Multicultural Children’s Book Day 2017 (1/27/17) is its fourth year and was founded by Valarie Budayr from Jump Into A Book and Mia Wenjen from PragmaticMom. Our mission is to raise awareness on the ongoing need to include kid’s books that celebrate diversity in home and school bookshelves while also working diligently to get more of these types of books into the hands of young readers, parents and educators.
Despite census data that shows 37% of the US population consists of people of color, only 10% of children’s books published have diversity content. Using the Multicultural Children’s Book Day holiday, the MCBD Team are on a mission to change all of that.
Current Sponsors: MCBD 2017 is honored to have some amazing Sponsors on board. Platinum Sponsors include Scholastic, Barefoot Books and Broccoli. Other Medallion Level Sponsors include heavy-hitters like Author Carole P. Roman, Audrey Press, Candlewick Press, Fathers Incorporated, KidLitTV, Capstone Young Readers, ChildsPlayUsa, Author Gayle Swift, Wisdom Tales Press, Lee& Low Books, The Pack-n-Go Girls, Live Oak Media, Author Charlotte Riggle, Chronicle Books and Pomelo Books
Author Sponsors include: Karen Leggett Abouraya, Veronica Appleton, Susan Bernardo, Kathleen Burkinshaw, Delores Connors, Maria Dismondy, D.G. Driver, Geoff Griffin, Savannah Hendricks, Stephen Hodges, Carmen Bernier-Grand,Vahid Imani, Gwen Jackson, Hena, Kahn, David Kelly, Mariana Llanos, Natasha Moulton-Levy, Teddy O'Malley, Stacy McAnulty, Cerece Murphy, Miranda Paul, Annette Pimentel, Greg Ransom, Sandra Richards, Elsa Takaoka, Graciela Tiscareño-Sato, Sarah Stevenson, Monica Mathis-Stowe SmartChoiceNation, Andrea Y. Wang
We’d like to also give a shout-out to MCBD’s impressive CoHost Team who not only hosts the book review link-up on celebration day, but who also work tirelessly to spread the word of this event. View our CoHosts HERE.
MCBD Links to remember:
MCBD site: http://multiculturalchildrensbookday.com/
Free Multicultural Books for Teachers: http://bit.ly/1kGZrta
Free Kindness Classroom Kit for Homeschoolers, Organizations, Librarians and Educators: http://multiculturalchildrensbookday.com/teachers-classroom-kindness-kit/

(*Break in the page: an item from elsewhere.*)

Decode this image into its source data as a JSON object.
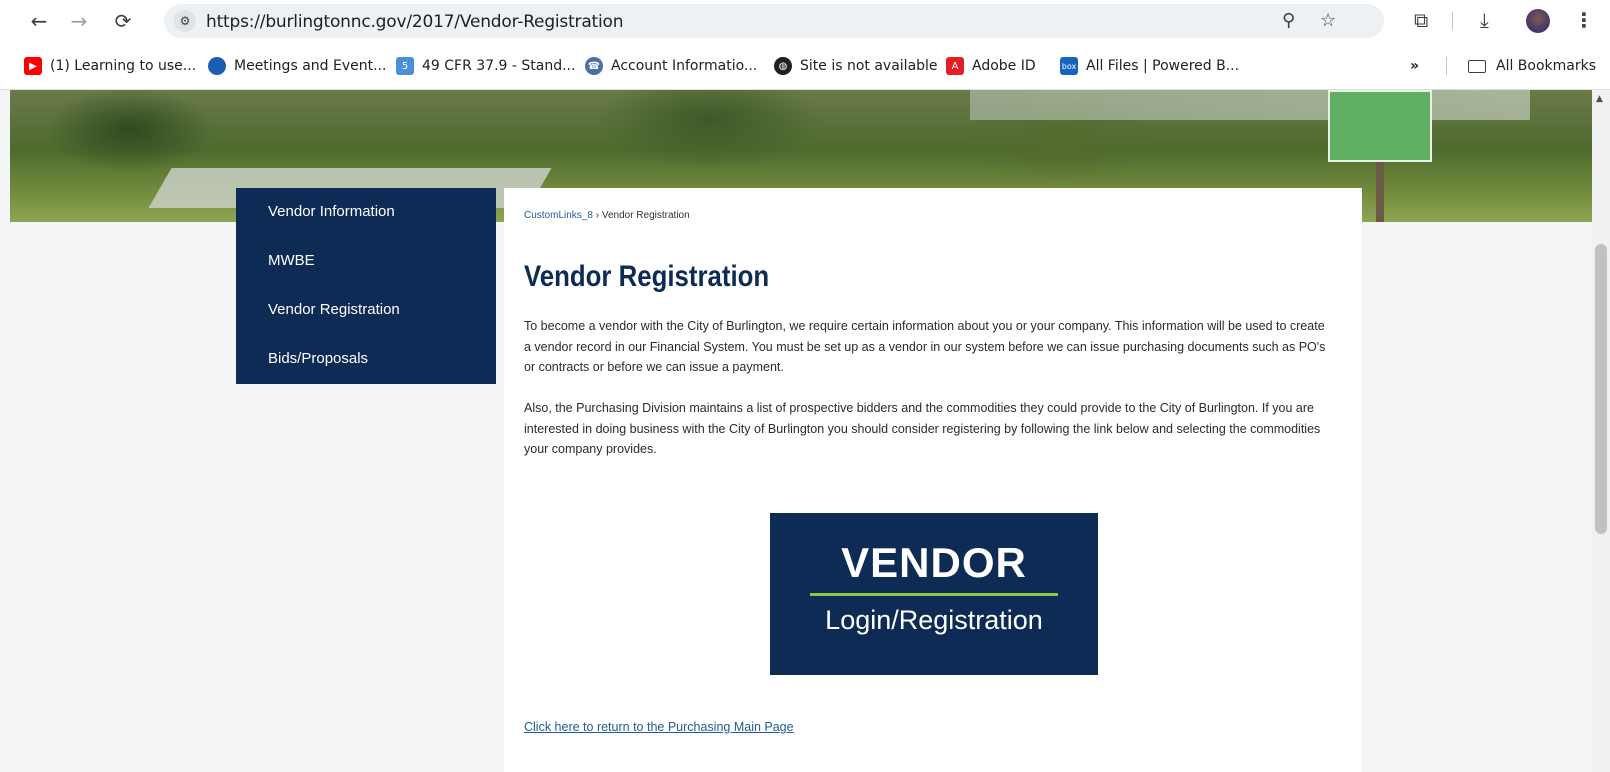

Free Diversity Book Lists and Activities for Teachers and Parents: http://bit.ly/1sZ5s8i
D. G. Driver
Author of Young Adult books Cry of the Sea and Passing Notes.